It is an investment that has made its toll felt. Imperium Solution's revenue in FY2014 was S$15.2 million before taking a dip in FY2015 to S$12.9 million as the company changed its solutions portfolio from traditional IT infrastructure solutions to disruptive technologies. To change skillsets and mindsets, significant investment in both time and money was required. As if to underscore the validity of that transition, the company's revenue surged to S$17.1 million in the financial year FY2016 just ended, with a major part of it derived from provision of consulting, design and implementation services.
Says Mr Tan: "The other thing is, the solutions we bring in are part of a total strategy. You can have a very good technology but if the market is not aware of it or not ready for it, it's useless, because organisations won't invest. You cannot bring technology that works in silos in today's complex IT environments. Big data and security have to sit on some kind of infrastructure and the best kind of infrastructure is hyper convergence so we can do more with less."
This is their vision for the future of work, and is well encapsulated in their Servicenow Enterprise Service Management Framework. The Servicenow framework is able to churn out HR reports, forms and integration to facilities management, and even automate manufacturing costing sheets. But it is not just the usefulness in ramping up productivity by automating back-end related services. Its consumer-facing platform is also designed to bring the consumerisation movement to the workplace.
"You can get applications from iTunes or Google Play on the fly. You don't have to wait; you click to download and it arrives. Compare that to your experience when you are in the office and you have a problem. How long does IT take to respond to you?" he asks, with a smile.

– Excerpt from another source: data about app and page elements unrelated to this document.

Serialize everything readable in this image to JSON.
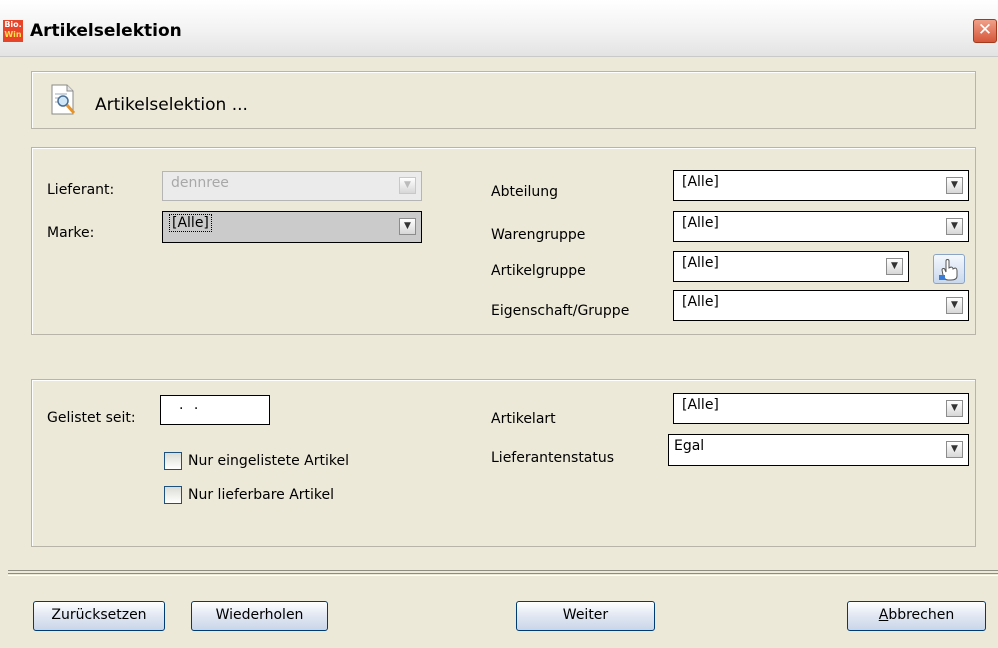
{
  "window": {
    "title": "Artikelselektion",
    "app_icon_top": "Bio.",
    "app_icon_bottom": "Win",
    "close_glyph": "✕"
  },
  "header": {
    "text": "Artikelselektion ...",
    "icon": "document-magnifier-icon"
  },
  "filters": {
    "lieferant": {
      "label": "Lieferant:",
      "value": "dennree"
    },
    "marke": {
      "label": "Marke:",
      "value": "[Alle]"
    },
    "abteilung": {
      "label": "Abteilung",
      "value": "[Alle]"
    },
    "warengruppe": {
      "label": "Warengruppe",
      "value": "[Alle]"
    },
    "artikelgruppe": {
      "label": "Artikelgruppe",
      "value": "[Alle]"
    },
    "eigenschaft": {
      "label": "Eigenschaft/Gruppe",
      "value": "[Alle]"
    }
  },
  "options": {
    "gelistet": {
      "label": "Gelistet seit:",
      "value": ". ."
    },
    "nur_eingelistete": {
      "label": "Nur eingelistete Artikel",
      "checked": false
    },
    "nur_lieferbare": {
      "label": "Nur lieferbare Artikel",
      "checked": false
    },
    "artikelart": {
      "label": "Artikelart",
      "value": "[Alle]"
    },
    "lieferantenstatus": {
      "label": "Lieferantenstatus",
      "value": "Egal"
    }
  },
  "buttons": {
    "reset": "Zurücksetzen",
    "repeat": "Wiederholen",
    "next": "Weiter",
    "cancel_prefix": "A",
    "cancel_rest": "bbrechen"
  },
  "dropdown_glyph": "▼",
  "colors": {
    "titlebar": "#f2f2f2",
    "dialog_bg": "#ece9d8",
    "close_button": "#d5573a",
    "button_border": "#003c74"
  }
}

"Why is it that as a consumer I get such fast responses but when I go to a corporate the response is so slow? That's because the corporates are not catching up with the consumerisation movement. Consumerisation allows you to enjoy things very quickly with a very nice experience . . . We want to bring this experience back to the corporates. Imagine the day when you can go to work and everything you want is just a click away. Our transformational platform is cloud-based so you can access it anytime, anywhere. It's even integrated with your smart watch. We are changing the way people work. We call this the future of work; we are defining the tools that are needed for future workers to perform their jobs effectively."
Today, the company is beginning to reap the benefits of its investments. The S$17 million achieved in FY16 is the highest in the company's 14-year history. Tony believes strongly that the next two years will be a time of strong growth on the back of significant market penetration with the company's suite of disruptive technologies.
As business improves, they are also looking to set up an overseas support base in India or Philippines to extend their support operations. "The next two years are going to be big years for us. We are talking with a couple of third-party agencies who are looking to either invest in our company or do a merger and acquisition to extend our reach . . . There are companies out there who have taken notice of us recently. Our growth here on should be good because we believe we are on the right track, and just need to put a lot of energy and drive into where we're heading," says Mr Tan.
"Our unique value proposition is two things: to bring in disruption early, way ahead of the curve; and even more important, we integrate all the various disruptions into a framework and unlock value for customers so they can see how all the disruptions work together. Our competitors are not really into the disruption space yet. But if they are, they are in very isolated pockets. I truly think we are one of the few companies out there to understand disruption and have the unique ability to bring them together."